§ **Stored data entries**:

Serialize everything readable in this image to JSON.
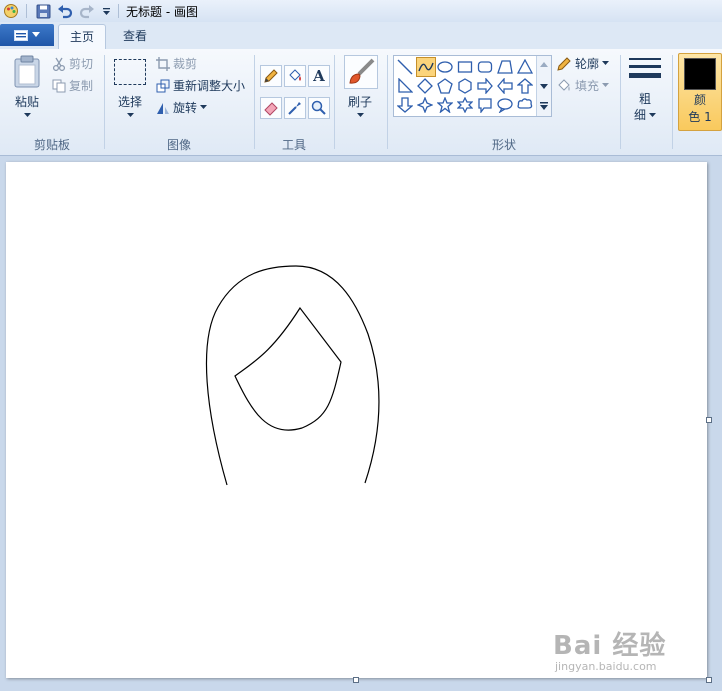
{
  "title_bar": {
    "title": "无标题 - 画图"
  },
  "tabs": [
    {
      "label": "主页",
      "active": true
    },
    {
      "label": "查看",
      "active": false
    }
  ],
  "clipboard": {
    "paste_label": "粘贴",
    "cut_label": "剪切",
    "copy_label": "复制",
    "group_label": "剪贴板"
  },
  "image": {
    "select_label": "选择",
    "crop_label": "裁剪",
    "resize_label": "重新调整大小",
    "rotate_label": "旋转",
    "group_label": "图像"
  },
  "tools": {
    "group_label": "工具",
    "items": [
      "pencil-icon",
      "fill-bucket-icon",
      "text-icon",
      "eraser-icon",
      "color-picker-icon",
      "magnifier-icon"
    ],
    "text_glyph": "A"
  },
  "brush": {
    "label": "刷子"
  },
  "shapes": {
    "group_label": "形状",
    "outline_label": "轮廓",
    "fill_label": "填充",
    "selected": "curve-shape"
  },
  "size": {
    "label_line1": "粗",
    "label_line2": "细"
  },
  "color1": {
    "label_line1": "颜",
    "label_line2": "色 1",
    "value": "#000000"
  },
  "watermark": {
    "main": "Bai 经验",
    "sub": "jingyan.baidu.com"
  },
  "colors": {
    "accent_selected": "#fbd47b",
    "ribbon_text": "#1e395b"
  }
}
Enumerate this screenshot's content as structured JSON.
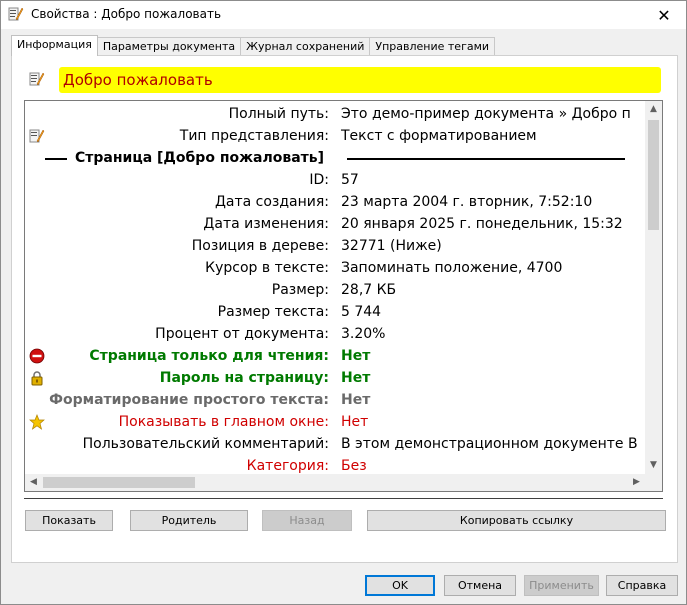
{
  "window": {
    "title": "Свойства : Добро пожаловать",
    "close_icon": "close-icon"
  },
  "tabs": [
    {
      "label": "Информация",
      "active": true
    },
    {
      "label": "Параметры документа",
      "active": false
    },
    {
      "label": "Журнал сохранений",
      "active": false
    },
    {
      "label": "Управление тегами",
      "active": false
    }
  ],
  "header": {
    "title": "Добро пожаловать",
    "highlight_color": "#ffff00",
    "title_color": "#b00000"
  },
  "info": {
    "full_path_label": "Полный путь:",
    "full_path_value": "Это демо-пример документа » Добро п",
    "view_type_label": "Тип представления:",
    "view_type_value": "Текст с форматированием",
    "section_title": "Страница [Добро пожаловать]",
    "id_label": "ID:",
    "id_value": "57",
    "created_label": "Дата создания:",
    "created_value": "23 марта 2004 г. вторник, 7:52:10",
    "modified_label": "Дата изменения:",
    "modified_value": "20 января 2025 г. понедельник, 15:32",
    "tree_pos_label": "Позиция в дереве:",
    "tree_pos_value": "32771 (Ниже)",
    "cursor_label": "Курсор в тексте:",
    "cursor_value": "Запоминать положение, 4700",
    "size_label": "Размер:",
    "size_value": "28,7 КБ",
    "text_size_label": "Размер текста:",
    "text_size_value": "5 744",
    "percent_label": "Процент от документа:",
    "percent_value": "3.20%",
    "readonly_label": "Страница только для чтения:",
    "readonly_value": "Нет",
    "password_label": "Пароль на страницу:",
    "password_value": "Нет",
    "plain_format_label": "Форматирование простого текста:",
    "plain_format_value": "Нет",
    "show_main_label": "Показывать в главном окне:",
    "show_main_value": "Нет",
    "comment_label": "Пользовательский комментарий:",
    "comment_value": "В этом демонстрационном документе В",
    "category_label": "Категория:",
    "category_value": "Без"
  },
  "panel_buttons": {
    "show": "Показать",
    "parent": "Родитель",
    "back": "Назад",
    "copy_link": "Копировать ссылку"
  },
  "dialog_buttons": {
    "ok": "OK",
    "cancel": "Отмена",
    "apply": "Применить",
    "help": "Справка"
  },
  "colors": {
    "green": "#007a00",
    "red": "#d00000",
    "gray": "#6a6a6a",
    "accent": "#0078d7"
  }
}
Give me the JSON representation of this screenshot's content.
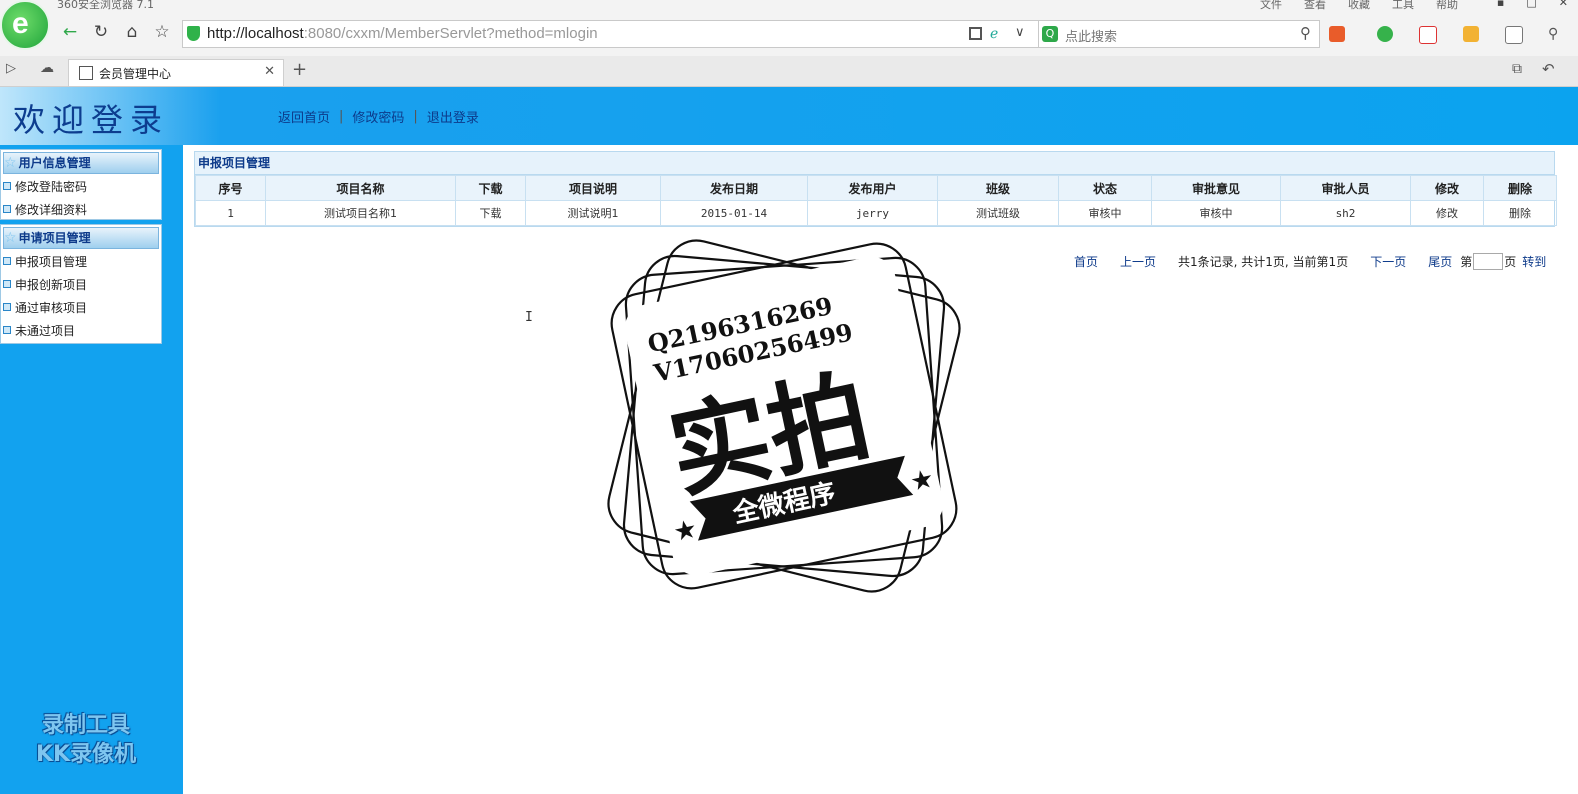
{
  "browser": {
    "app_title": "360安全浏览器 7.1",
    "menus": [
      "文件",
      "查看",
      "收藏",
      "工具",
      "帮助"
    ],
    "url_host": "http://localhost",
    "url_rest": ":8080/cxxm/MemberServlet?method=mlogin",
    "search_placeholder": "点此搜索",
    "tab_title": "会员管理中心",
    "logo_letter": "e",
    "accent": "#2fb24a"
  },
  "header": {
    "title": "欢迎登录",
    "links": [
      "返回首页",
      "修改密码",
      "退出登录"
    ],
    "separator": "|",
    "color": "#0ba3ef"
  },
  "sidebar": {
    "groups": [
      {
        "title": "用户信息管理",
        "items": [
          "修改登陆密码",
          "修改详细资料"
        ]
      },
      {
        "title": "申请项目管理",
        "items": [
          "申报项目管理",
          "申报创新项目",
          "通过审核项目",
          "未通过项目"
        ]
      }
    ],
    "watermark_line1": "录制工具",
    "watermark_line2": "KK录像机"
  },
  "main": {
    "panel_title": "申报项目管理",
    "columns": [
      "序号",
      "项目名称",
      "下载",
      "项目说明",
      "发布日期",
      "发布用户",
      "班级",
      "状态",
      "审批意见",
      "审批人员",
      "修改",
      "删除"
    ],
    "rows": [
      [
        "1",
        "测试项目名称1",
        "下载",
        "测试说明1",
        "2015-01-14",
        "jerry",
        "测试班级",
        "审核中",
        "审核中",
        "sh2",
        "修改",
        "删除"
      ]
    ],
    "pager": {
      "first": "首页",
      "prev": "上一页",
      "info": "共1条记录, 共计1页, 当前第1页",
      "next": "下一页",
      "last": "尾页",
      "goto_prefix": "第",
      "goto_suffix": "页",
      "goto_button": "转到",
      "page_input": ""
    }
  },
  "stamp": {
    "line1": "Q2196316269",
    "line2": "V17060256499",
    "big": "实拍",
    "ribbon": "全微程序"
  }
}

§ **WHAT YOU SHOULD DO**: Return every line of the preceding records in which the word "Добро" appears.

§ **YOUR RESPONSE**:
    "title": "Свойства : Добро пожаловать",
    "title": "Добро пожаловать",
    "full_path_value": "Это демо-пример документа » Добро п",
    "section_title": "Страница [Добро пожаловать]",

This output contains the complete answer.